= Task brief =
Once the data has been read, restate all of it exactly.

[Excerpts from a dataset]
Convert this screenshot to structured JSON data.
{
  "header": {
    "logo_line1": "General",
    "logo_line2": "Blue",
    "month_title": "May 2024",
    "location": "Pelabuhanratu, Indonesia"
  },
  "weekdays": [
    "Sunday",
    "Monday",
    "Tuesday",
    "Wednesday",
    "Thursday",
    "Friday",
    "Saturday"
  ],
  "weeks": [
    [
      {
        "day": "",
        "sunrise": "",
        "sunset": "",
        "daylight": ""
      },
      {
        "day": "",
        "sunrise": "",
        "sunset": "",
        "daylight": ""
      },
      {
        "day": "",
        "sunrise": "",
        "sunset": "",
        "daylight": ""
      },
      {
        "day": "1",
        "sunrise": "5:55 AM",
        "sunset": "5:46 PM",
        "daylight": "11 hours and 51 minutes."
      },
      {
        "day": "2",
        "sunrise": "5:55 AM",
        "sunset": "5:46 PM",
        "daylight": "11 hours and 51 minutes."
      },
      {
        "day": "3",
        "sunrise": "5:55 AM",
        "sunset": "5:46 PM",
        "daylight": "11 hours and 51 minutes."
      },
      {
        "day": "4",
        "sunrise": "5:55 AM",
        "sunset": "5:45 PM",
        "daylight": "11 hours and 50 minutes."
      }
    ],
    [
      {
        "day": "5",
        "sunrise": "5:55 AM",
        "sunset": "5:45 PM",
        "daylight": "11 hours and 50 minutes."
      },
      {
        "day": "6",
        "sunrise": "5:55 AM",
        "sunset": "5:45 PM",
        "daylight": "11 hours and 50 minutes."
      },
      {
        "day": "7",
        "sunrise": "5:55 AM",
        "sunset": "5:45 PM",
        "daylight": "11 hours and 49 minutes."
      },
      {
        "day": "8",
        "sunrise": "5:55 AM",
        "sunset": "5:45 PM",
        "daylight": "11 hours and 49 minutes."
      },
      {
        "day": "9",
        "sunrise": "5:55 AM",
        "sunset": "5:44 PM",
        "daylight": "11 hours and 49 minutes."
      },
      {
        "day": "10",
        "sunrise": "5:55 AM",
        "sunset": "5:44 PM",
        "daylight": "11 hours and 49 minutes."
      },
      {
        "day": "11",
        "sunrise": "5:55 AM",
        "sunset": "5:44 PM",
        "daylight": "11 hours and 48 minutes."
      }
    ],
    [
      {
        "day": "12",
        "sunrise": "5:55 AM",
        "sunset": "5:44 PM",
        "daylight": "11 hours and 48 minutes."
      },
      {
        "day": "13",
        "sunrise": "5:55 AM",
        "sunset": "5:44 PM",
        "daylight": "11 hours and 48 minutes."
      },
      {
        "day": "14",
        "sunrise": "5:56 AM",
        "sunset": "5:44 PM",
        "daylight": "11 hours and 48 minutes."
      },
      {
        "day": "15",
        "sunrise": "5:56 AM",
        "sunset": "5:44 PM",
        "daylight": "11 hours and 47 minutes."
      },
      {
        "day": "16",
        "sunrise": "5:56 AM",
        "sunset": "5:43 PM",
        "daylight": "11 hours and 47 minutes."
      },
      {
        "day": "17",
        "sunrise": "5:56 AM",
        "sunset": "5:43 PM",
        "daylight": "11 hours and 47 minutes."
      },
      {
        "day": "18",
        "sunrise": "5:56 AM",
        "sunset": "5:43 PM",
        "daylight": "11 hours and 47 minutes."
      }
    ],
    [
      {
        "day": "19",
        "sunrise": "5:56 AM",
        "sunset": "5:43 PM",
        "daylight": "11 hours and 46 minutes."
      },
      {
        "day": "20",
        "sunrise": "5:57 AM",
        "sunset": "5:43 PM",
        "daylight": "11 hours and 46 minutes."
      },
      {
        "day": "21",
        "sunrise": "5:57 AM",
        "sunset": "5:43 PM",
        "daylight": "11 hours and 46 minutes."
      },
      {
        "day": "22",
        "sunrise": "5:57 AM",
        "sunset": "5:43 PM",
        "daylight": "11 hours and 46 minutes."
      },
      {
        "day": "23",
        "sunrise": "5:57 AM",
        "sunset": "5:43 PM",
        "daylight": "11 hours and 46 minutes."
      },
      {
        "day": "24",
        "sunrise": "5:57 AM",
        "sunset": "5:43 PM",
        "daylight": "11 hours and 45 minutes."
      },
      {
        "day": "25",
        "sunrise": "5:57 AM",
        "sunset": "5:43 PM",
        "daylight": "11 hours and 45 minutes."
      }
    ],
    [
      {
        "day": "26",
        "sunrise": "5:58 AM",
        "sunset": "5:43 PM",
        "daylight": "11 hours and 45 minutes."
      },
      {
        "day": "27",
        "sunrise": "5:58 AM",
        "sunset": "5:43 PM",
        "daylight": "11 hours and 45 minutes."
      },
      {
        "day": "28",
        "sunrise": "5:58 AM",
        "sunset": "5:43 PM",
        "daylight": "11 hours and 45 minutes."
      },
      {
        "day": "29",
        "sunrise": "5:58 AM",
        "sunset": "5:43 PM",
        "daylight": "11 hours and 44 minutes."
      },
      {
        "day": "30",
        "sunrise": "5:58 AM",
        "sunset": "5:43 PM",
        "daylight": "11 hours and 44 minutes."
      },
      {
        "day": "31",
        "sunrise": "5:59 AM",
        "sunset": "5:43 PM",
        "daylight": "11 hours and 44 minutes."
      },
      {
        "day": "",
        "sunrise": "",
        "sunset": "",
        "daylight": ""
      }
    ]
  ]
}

= Output of the task =
Convert this screenshot to structured JSON data.
{
  "header": {
    "logo_line1": "General",
    "logo_line2": "Blue",
    "month_title": "May 2024",
    "location": "Pelabuhanratu, Indonesia"
  },
  "weekdays": [
    "Sunday",
    "Monday",
    "Tuesday",
    "Wednesday",
    "Thursday",
    "Friday",
    "Saturday"
  ],
  "weeks": [
    [
      {
        "day": "",
        "sunrise": "",
        "sunset": "",
        "daylight": ""
      },
      {
        "day": "",
        "sunrise": "",
        "sunset": "",
        "daylight": ""
      },
      {
        "day": "",
        "sunrise": "",
        "sunset": "",
        "daylight": ""
      },
      {
        "day": "1",
        "sunrise": "5:55 AM",
        "sunset": "5:46 PM",
        "daylight": "11 hours and 51 minutes."
      },
      {
        "day": "2",
        "sunrise": "5:55 AM",
        "sunset": "5:46 PM",
        "daylight": "11 hours and 51 minutes."
      },
      {
        "day": "3",
        "sunrise": "5:55 AM",
        "sunset": "5:46 PM",
        "daylight": "11 hours and 51 minutes."
      },
      {
        "day": "4",
        "sunrise": "5:55 AM",
        "sunset": "5:45 PM",
        "daylight": "11 hours and 50 minutes."
      }
    ],
    [
      {
        "day": "5",
        "sunrise": "5:55 AM",
        "sunset": "5:45 PM",
        "daylight": "11 hours and 50 minutes."
      },
      {
        "day": "6",
        "sunrise": "5:55 AM",
        "sunset": "5:45 PM",
        "daylight": "11 hours and 50 minutes."
      },
      {
        "day": "7",
        "sunrise": "5:55 AM",
        "sunset": "5:45 PM",
        "daylight": "11 hours and 49 minutes."
      },
      {
        "day": "8",
        "sunrise": "5:55 AM",
        "sunset": "5:45 PM",
        "daylight": "11 hours and 49 minutes."
      },
      {
        "day": "9",
        "sunrise": "5:55 AM",
        "sunset": "5:44 PM",
        "daylight": "11 hours and 49 minutes."
      },
      {
        "day": "10",
        "sunrise": "5:55 AM",
        "sunset": "5:44 PM",
        "daylight": "11 hours and 49 minutes."
      },
      {
        "day": "11",
        "sunrise": "5:55 AM",
        "sunset": "5:44 PM",
        "daylight": "11 hours and 48 minutes."
      }
    ],
    [
      {
        "day": "12",
        "sunrise": "5:55 AM",
        "sunset": "5:44 PM",
        "daylight": "11 hours and 48 minutes."
      },
      {
        "day": "13",
        "sunrise": "5:55 AM",
        "sunset": "5:44 PM",
        "daylight": "11 hours and 48 minutes."
      },
      {
        "day": "14",
        "sunrise": "5:56 AM",
        "sunset": "5:44 PM",
        "daylight": "11 hours and 48 minutes."
      },
      {
        "day": "15",
        "sunrise": "5:56 AM",
        "sunset": "5:44 PM",
        "daylight": "11 hours and 47 minutes."
      },
      {
        "day": "16",
        "sunrise": "5:56 AM",
        "sunset": "5:43 PM",
        "daylight": "11 hours and 47 minutes."
      },
      {
        "day": "17",
        "sunrise": "5:56 AM",
        "sunset": "5:43 PM",
        "daylight": "11 hours and 47 minutes."
      },
      {
        "day": "18",
        "sunrise": "5:56 AM",
        "sunset": "5:43 PM",
        "daylight": "11 hours and 47 minutes."
      }
    ],
    [
      {
        "day": "19",
        "sunrise": "5:56 AM",
        "sunset": "5:43 PM",
        "daylight": "11 hours and 46 minutes."
      },
      {
        "day": "20",
        "sunrise": "5:57 AM",
        "sunset": "5:43 PM",
        "daylight": "11 hours and 46 minutes."
      },
      {
        "day": "21",
        "sunrise": "5:57 AM",
        "sunset": "5:43 PM",
        "daylight": "11 hours and 46 minutes."
      },
      {
        "day": "22",
        "sunrise": "5:57 AM",
        "sunset": "5:43 PM",
        "daylight": "11 hours and 46 minutes."
      },
      {
        "day": "23",
        "sunrise": "5:57 AM",
        "sunset": "5:43 PM",
        "daylight": "11 hours and 46 minutes."
      },
      {
        "day": "24",
        "sunrise": "5:57 AM",
        "sunset": "5:43 PM",
        "daylight": "11 hours and 45 minutes."
      },
      {
        "day": "25",
        "sunrise": "5:57 AM",
        "sunset": "5:43 PM",
        "daylight": "11 hours and 45 minutes."
      }
    ],
    [
      {
        "day": "26",
        "sunrise": "5:58 AM",
        "sunset": "5:43 PM",
        "daylight": "11 hours and 45 minutes."
      },
      {
        "day": "27",
        "sunrise": "5:58 AM",
        "sunset": "5:43 PM",
        "daylight": "11 hours and 45 minutes."
      },
      {
        "day": "28",
        "sunrise": "5:58 AM",
        "sunset": "5:43 PM",
        "daylight": "11 hours and 45 minutes."
      },
      {
        "day": "29",
        "sunrise": "5:58 AM",
        "sunset": "5:43 PM",
        "daylight": "11 hours and 44 minutes."
      },
      {
        "day": "30",
        "sunrise": "5:58 AM",
        "sunset": "5:43 PM",
        "daylight": "11 hours and 44 minutes."
      },
      {
        "day": "31",
        "sunrise": "5:59 AM",
        "sunset": "5:43 PM",
        "daylight": "11 hours and 44 minutes."
      },
      {
        "day": "",
        "sunrise": "",
        "sunset": "",
        "daylight": ""
      }
    ]
  ]
}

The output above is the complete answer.